I believe that 30 years from now we will view 2008 as hitting the Great Wall of Excess. I do not believe politics, the economy or health care will look the same in 2039 as we look at them today. The people we trusted to run the country, the banks we used, the doctors and hospitals we were treated by will all be curious footnotes in thirty years. I think that sustainable, renewable growth will be our mantra from here on. It’s not going to be “less is more” but “less is best.”

 Our children will ask us “What were you doing when it all fell apart?”  Our answers today will speak to us for years to come.


Have a peaceful week.

Nate Klarfeld


1 comment:

  1. Let's apply this to healthcare.
    As a Physician who has practiced 25 years, I must comment regarding the impending collapse of our healthcare system. I see big Pharma at the table, insurers at the table, and hospitals at the table. Where are the doctors and spokespersons for the patients. It was my understanding that the AMA came out in the recent past for a single payer system run by the government.

    aMy experience with the healthcare pie was that it originally was a 9 inch apple pie and that it was fairly reasonably distributed between hospitals, pharmaceuticals, and doctors. Patients were the bottom line. Now it is a colossal multitrillion dollar cream pie divided in a different way. In the eighties insurance, hospitals, and Pharma began to develop medicine as a business to be run like a business, profit being the bottom line. Under the guise of cost cutting, managed care (Miss Managed Care) appeared by inventing a layer of business to control what tests, hospital stays, procedures, etc. would be paid for and they basically colluded to set physicians' fees by all agreeing to pay the same amount for determined services. And this way they took away a piece of the pie from the doctors.
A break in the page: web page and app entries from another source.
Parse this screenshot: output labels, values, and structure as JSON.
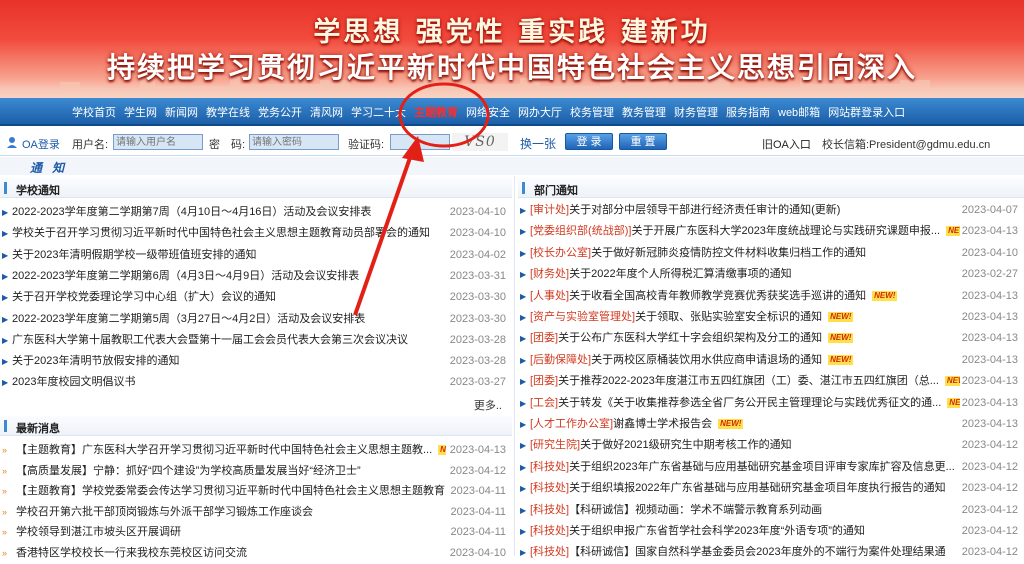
{
  "banner": {
    "line1": "学思想  强党性  重实践  建新功",
    "line2": "持续把学习贯彻习近平新时代中国特色社会主义思想引向深入"
  },
  "nav": {
    "items": [
      "学校首页",
      "学生网",
      "新闻网",
      "教学在线",
      "党务公开",
      "清风网",
      "学习二十大",
      "主题教育",
      "网络安全",
      "网办大厅",
      "校务管理",
      "教务管理",
      "财务管理",
      "服务指南",
      "web邮箱",
      "网站群登录入口"
    ],
    "highlight_index": 7
  },
  "login": {
    "oa_label": "OA登录",
    "username_label": "用户名:",
    "username_placeholder": "请输入用户名",
    "password_label": "密　码:",
    "password_placeholder": "请输入密码",
    "captcha_label": "验证码:",
    "captcha_text": "VS0",
    "refresh_label": "换一张",
    "login_button": "登 录",
    "reset_button": "重 置",
    "old_oa": "旧OA入口",
    "mailbox": "校长信箱:President@gdmu.edu.cn"
  },
  "section_banner": "通 知",
  "school_notice": {
    "title": "学校通知",
    "more": "更多..",
    "items": [
      {
        "text": "2022-2023学年度第二学期第7周（4月10日～4月16日）活动及会议安排表",
        "date": "2023-04-10"
      },
      {
        "text": "学校关于召开学习贯彻习近平新时代中国特色社会主义思想主题教育动员部署会的通知",
        "date": "2023-04-10"
      },
      {
        "text": "关于2023年清明假期学校一级带班值班安排的通知",
        "date": "2023-04-02"
      },
      {
        "text": "2022-2023学年度第二学期第6周（4月3日～4月9日）活动及会议安排表",
        "date": "2023-03-31"
      },
      {
        "text": "关于召开学校党委理论学习中心组（扩大）会议的通知",
        "date": "2023-03-30"
      },
      {
        "text": "2022-2023学年度第二学期第5周（3月27日～4月2日）活动及会议安排表",
        "date": "2023-03-30"
      },
      {
        "text": "广东医科大学第十届教职工代表大会暨第十一届工会会员代表大会第三次会议决议",
        "date": "2023-03-28"
      },
      {
        "text": "关于2023年清明节放假安排的通知",
        "date": "2023-03-28"
      },
      {
        "text": "2023年度校园文明倡议书",
        "date": "2023-03-27"
      }
    ]
  },
  "latest_news": {
    "title": "最新消息",
    "items": [
      {
        "text": "【主题教育】广东医科大学召开学习贯彻习近平新时代中国特色社会主义思想主题教...",
        "date": "2023-04-13",
        "new": true
      },
      {
        "text": "【高质量发展】宁静：抓好“四个建设”为学校高质量发展当好“经济卫士”",
        "date": "2023-04-12",
        "new": false
      },
      {
        "text": "【主题教育】学校党委常委会传达学习贯彻习近平新时代中国特色社会主义思想主题教育...",
        "date": "2023-04-11",
        "new": false
      },
      {
        "text": "学校召开第六批干部顶岗锻炼与外派干部学习锻炼工作座谈会",
        "date": "2023-04-11",
        "new": false
      },
      {
        "text": "学校领导到湛江市坡头区开展调研",
        "date": "2023-04-11",
        "new": false
      },
      {
        "text": "香港特区学校校长一行来我校东莞校区访问交流",
        "date": "2023-04-10",
        "new": false
      }
    ]
  },
  "dept_notice": {
    "title": "部门通知",
    "items": [
      {
        "tag": "[审计处]",
        "text": "关于对部分中层领导干部进行经济责任审计的通知(更新)",
        "date": "2023-04-07",
        "new": false
      },
      {
        "tag": "[党委组织部(统战部)]",
        "text": "关于开展广东医科大学2023年度统战理论与实践研究课题申报...",
        "date": "2023-04-13",
        "new": true
      },
      {
        "tag": "[校长办公室]",
        "text": "关于做好新冠肺炎疫情防控文件材料收集归档工作的通知",
        "date": "2023-04-10",
        "new": false
      },
      {
        "tag": "[财务处]",
        "text": "关于2022年度个人所得税汇算清缴事项的通知",
        "date": "2023-02-27",
        "new": false
      },
      {
        "tag": "[人事处]",
        "text": "关于收看全国高校青年教师教学竞赛优秀获奖选手巡讲的通知",
        "date": "2023-04-13",
        "new": true
      },
      {
        "tag": "[资产与实验室管理处]",
        "text": "关于领取、张贴实验室安全标识的通知",
        "date": "2023-04-13",
        "new": true
      },
      {
        "tag": "[团委]",
        "text": "关于公布广东医科大学红十字会组织架构及分工的通知",
        "date": "2023-04-13",
        "new": true
      },
      {
        "tag": "[后勤保障处]",
        "text": "关于两校区原桶装饮用水供应商申请退场的通知",
        "date": "2023-04-13",
        "new": true
      },
      {
        "tag": "[团委]",
        "text": "关于推荐2022-2023年度湛江市五四红旗团（工）委、湛江市五四红旗团（总...",
        "date": "2023-04-13",
        "new": true
      },
      {
        "tag": "[工会]",
        "text": "关于转发《关于收集推荐参选全省厂务公开民主管理理论与实践优秀征文的通...",
        "date": "2023-04-13",
        "new": true
      },
      {
        "tag": "[人才工作办公室]",
        "text": "谢鑫博士学术报告会",
        "date": "2023-04-13",
        "new": true
      },
      {
        "tag": "[研究生院]",
        "text": "关于做好2021级研究生中期考核工作的通知",
        "date": "2023-04-12",
        "new": false
      },
      {
        "tag": "[科技处]",
        "text": "关于组织2023年广东省基础与应用基础研究基金项目评审专家库扩容及信息更...",
        "date": "2023-04-12",
        "new": false
      },
      {
        "tag": "[科技处]",
        "text": "关于组织填报2022年广东省基础与应用基础研究基金项目年度执行报告的通知",
        "date": "2023-04-12",
        "new": false
      },
      {
        "tag": "[科技处]",
        "text": "【科研诚信】视频动画：学术不端警示教育系列动画",
        "date": "2023-04-12",
        "new": false
      },
      {
        "tag": "[科技处]",
        "text": "关于组织申报广东省哲学社会科学2023年度“外语专项”的通知",
        "date": "2023-04-12",
        "new": false
      },
      {
        "tag": "[科技处]",
        "text": "【科研诚信】国家自然科学基金委员会2023年度外的不端行为案件处理结果通",
        "date": "2023-04-12",
        "new": false
      }
    ]
  },
  "annotation": {
    "color": "#e32016"
  },
  "new_badge": "NEW!"
}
Between malpractice premiums and reduced fees many doctors are having trouble making it. The paperwork generated by multiple insurers requiring information from doctors for services to be determined as medically necessary or not is mind-boggling. I was a psychiatrist. For psychiatric services (mental illness was treated differently from other diseases) they set the fees and the number of visits so that any patient care was limited virtually to emergencies or band aids for mental problems. The crisis over the issue of getting care was an additional scar to the life calamity that the patient came to the psychiatrist about. It is virtually a racket or a scam with CEOs of Miss Managed Care walking away with millions of dollars in salary and stock for ripping off physicians and patients. Patients were selected. Only the healthy can be insured for ridiculously high premiums.
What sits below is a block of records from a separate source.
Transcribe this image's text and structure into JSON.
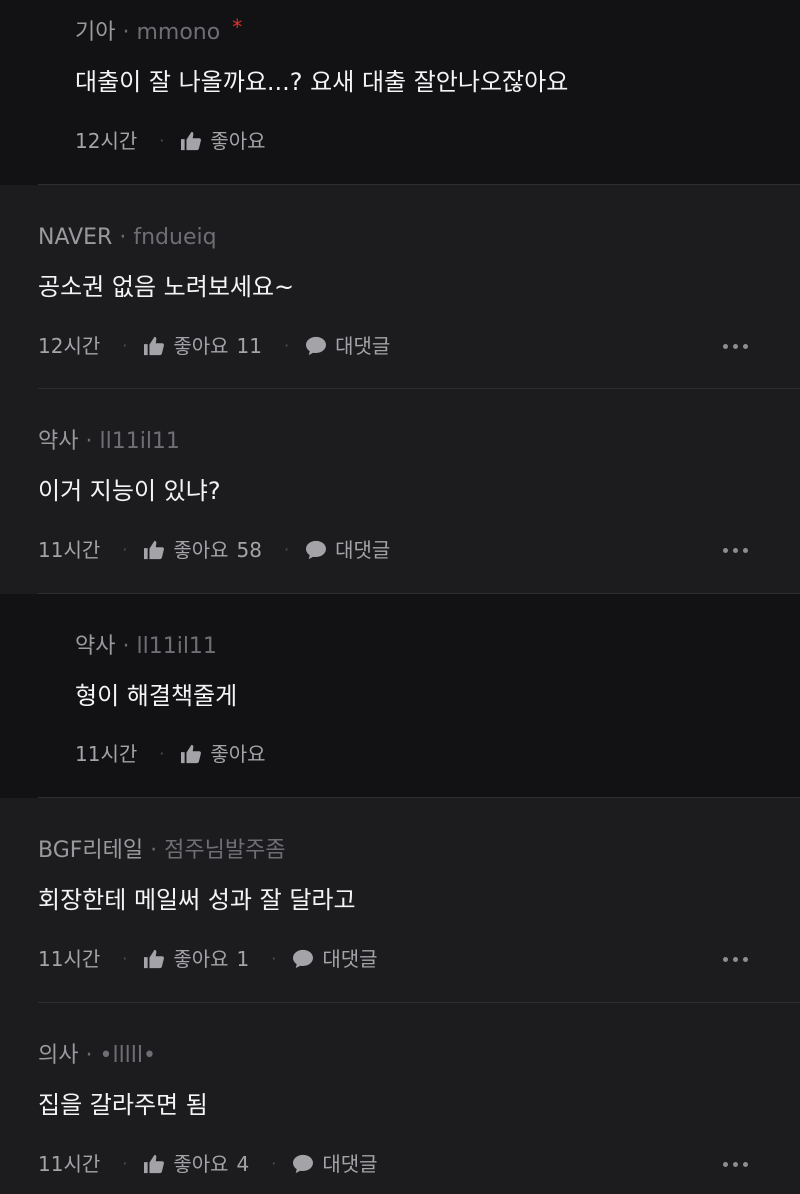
{
  "comments": [
    {
      "company": "기아",
      "separator": "·",
      "nickname": "mmono",
      "badge": "*",
      "text": "대출이 잘 나올까요...? 요새 대출 잘안나오잖아요",
      "time": "12시간",
      "like_label": "좋아요",
      "like_count": ""
    },
    {
      "company": "NAVER",
      "separator": "·",
      "nickname": "fndueiq",
      "text": "공소권 없음 노려보세요~",
      "time": "12시간",
      "like_label": "좋아요",
      "like_count": "11",
      "reply_label": "대댓글"
    },
    {
      "company": "약사",
      "separator": "·",
      "nickname": "ll11il11",
      "text": "이거 지능이 있냐?",
      "time": "11시간",
      "like_label": "좋아요",
      "like_count": "58",
      "reply_label": "대댓글"
    },
    {
      "company": "약사",
      "separator": "·",
      "nickname": "ll11il11",
      "text": "형이 해결책줄게",
      "time": "11시간",
      "like_label": "좋아요",
      "like_count": ""
    },
    {
      "company": "BGF리테일",
      "separator": "·",
      "nickname": "점주님발주좀",
      "text": "회장한테 메일써 성과 잘 달라고",
      "time": "11시간",
      "like_label": "좋아요",
      "like_count": "1",
      "reply_label": "대댓글"
    },
    {
      "company": "의사",
      "separator": "·",
      "nickname": "•lllll•",
      "text": "집을 갈라주면 됨",
      "time": "11시간",
      "like_label": "좋아요",
      "like_count": "4",
      "reply_label": "대댓글"
    }
  ],
  "icons": {
    "like": "thumbs-up-icon",
    "reply": "speech-bubble-icon",
    "more": "more-horizontal-icon"
  },
  "colors": {
    "background": "#1c1c1e",
    "reply_background": "#121214",
    "badge": "#e0322b",
    "divider": "#2e2e31"
  }
}
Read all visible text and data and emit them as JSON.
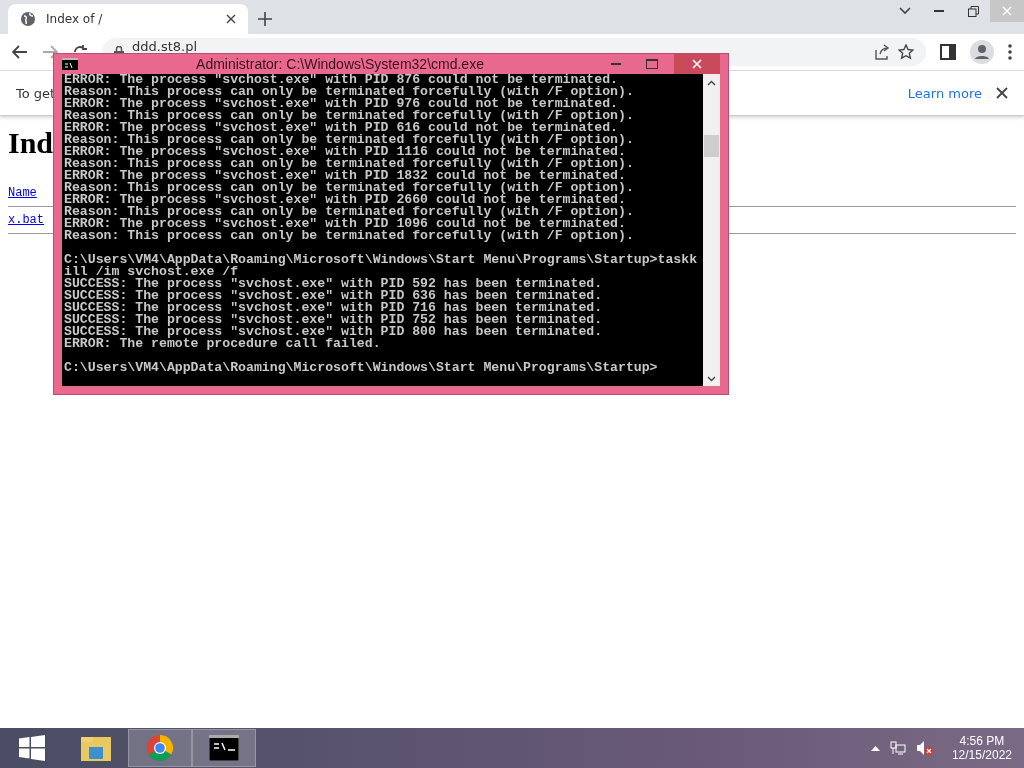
{
  "browser": {
    "tab": {
      "title": "Index of /",
      "selected": true
    },
    "address": "ddd.st8.pl",
    "infobar": {
      "text": "To get",
      "link": "Learn more"
    },
    "page": {
      "heading": "Ind",
      "column": "Name",
      "files": [
        "x.bat"
      ]
    }
  },
  "console": {
    "title": "Administrator: C:\\Windows\\System32\\cmd.exe",
    "blocks": [
      [
        "ERROR: The process \"svchost.exe\" with PID 876 could not be terminated.",
        "Reason: This process can only be terminated forcefully (with /F option).",
        "ERROR: The process \"svchost.exe\" with PID 976 could not be terminated.",
        "Reason: This process can only be terminated forcefully (with /F option).",
        "ERROR: The process \"svchost.exe\" with PID 616 could not be terminated.",
        "Reason: This process can only be terminated forcefully (with /F option).",
        "ERROR: The process \"svchost.exe\" with PID 1116 could not be terminated.",
        "Reason: This process can only be terminated forcefully (with /F option).",
        "ERROR: The process \"svchost.exe\" with PID 1832 could not be terminated.",
        "Reason: This process can only be terminated forcefully (with /F option).",
        "ERROR: The process \"svchost.exe\" with PID 2660 could not be terminated.",
        "Reason: This process can only be terminated forcefully (with /F option).",
        "ERROR: The process \"svchost.exe\" with PID 1096 could not be terminated.",
        "Reason: This process can only be terminated forcefully (with /F option)."
      ],
      [
        "C:\\Users\\VM4\\AppData\\Roaming\\Microsoft\\Windows\\Start Menu\\Programs\\Startup>taskk",
        "ill /im svchost.exe /f",
        "SUCCESS: The process \"svchost.exe\" with PID 592 has been terminated.",
        "SUCCESS: The process \"svchost.exe\" with PID 636 has been terminated.",
        "SUCCESS: The process \"svchost.exe\" with PID 716 has been terminated.",
        "SUCCESS: The process \"svchost.exe\" with PID 752 has been terminated.",
        "SUCCESS: The process \"svchost.exe\" with PID 800 has been terminated.",
        "ERROR: The remote procedure call failed."
      ],
      [
        "C:\\Users\\VM4\\AppData\\Roaming\\Microsoft\\Windows\\Start Menu\\Programs\\Startup>"
      ]
    ]
  },
  "taskbar": {
    "apps": [
      {
        "kind": "explorer",
        "selected": false
      },
      {
        "kind": "chrome",
        "selected": true
      },
      {
        "kind": "cmd",
        "selected": true
      }
    ],
    "time": "4:56 PM",
    "date": "12/15/2022"
  }
}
    As a young man I had the good fortune to live in Germany for 4 1/2 years. I paid a small monthly premium to participate in the government insurance. It covered virtually everything. I had two surgeries while I was living there. The care was accessible and excellent. Three years ago my partner and I traveled to Germany. He became ill during that trip. We went to a doctor. There was no wait. A thorough history and physical were done by the doctor. The office staff were embarrassed to tell us that he would have to pay the full fee because he was not insured. Full fee for the visit was 10 Euros, a little more $10.00. We filled his prescription for about $5.00. The antibiotic in the United States would likely have cost over $100. Talk about huge profits. Where is all that money going that we're paying. It doesn't seem to be to the stockholders in Pharma, insurance, or Miss Managed Care companies. Maybe it is going to the enormous multimillion dollar salaries for the executives of some of these companies which if anything are taking care away from patients.
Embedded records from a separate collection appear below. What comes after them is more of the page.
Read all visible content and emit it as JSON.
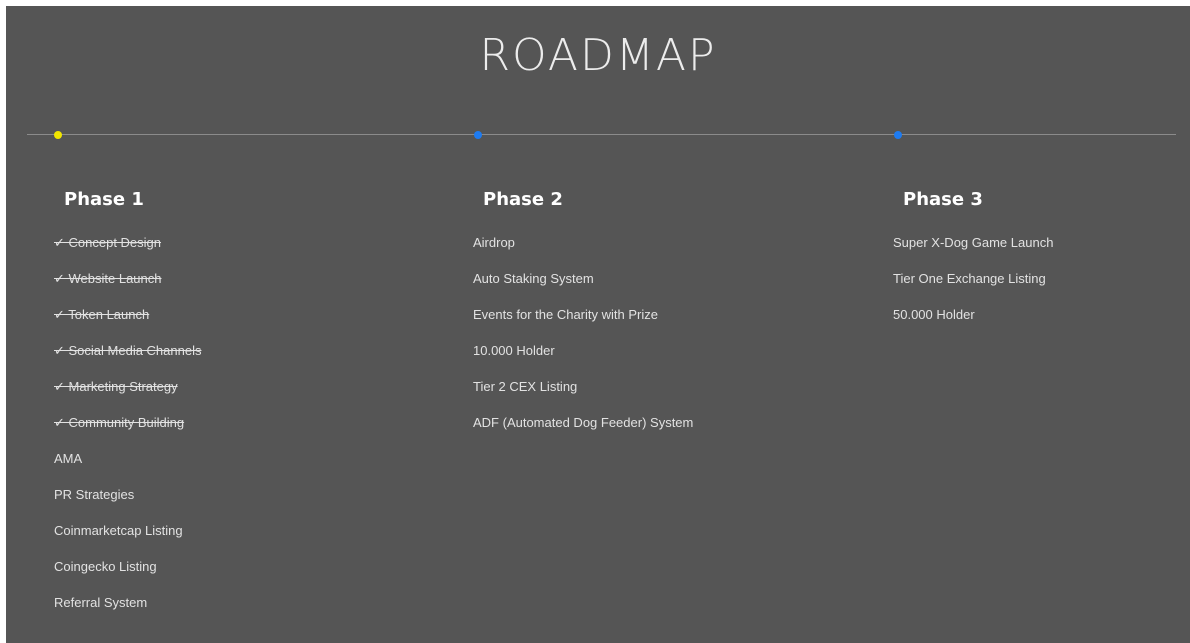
{
  "title": "ROADMAP",
  "colors": {
    "background": "#555555",
    "timeline": "#8b8b8b",
    "active_dot": "#f2e600",
    "upcoming_dot": "#1e7bf0"
  },
  "timeline_markers": [
    {
      "state": "active"
    },
    {
      "state": "upcoming"
    },
    {
      "state": "upcoming"
    }
  ],
  "phases": [
    {
      "title": "Phase 1",
      "items": [
        {
          "label": "✓ Concept Design",
          "done": true
        },
        {
          "label": "✓ Website Launch",
          "done": true
        },
        {
          "label": "✓ Token Launch",
          "done": true
        },
        {
          "label": "✓ Social Media Channels",
          "done": true
        },
        {
          "label": "✓ Marketing Strategy",
          "done": true
        },
        {
          "label": "✓ Community Building",
          "done": true
        },
        {
          "label": "AMA",
          "done": false
        },
        {
          "label": "PR Strategies",
          "done": false
        },
        {
          "label": "Coinmarketcap Listing",
          "done": false
        },
        {
          "label": "Coingecko Listing",
          "done": false
        },
        {
          "label": "Referral System",
          "done": false
        }
      ]
    },
    {
      "title": "Phase 2",
      "items": [
        {
          "label": "Airdrop",
          "done": false
        },
        {
          "label": "Auto Staking System",
          "done": false
        },
        {
          "label": "Events for the Charity with Prize",
          "done": false
        },
        {
          "label": "10.000 Holder",
          "done": false
        },
        {
          "label": "Tier 2 CEX Listing",
          "done": false
        },
        {
          "label": "ADF (Automated Dog Feeder) System",
          "done": false
        }
      ]
    },
    {
      "title": "Phase 3",
      "items": [
        {
          "label": "Super X-Dog Game Launch",
          "done": false
        },
        {
          "label": "Tier One Exchange Listing",
          "done": false
        },
        {
          "label": "50.000 Holder",
          "done": false
        }
      ]
    }
  ]
}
    I have also spoken with psychiatrists in Canada who see their patients and send one bill to the government at the end of the month and receive one check in payment. This is an enormous savings in paperwork. It seems obvious that we must bust up these racketeering businesses and go to a single payer system where the bottom line is the patient and not profit.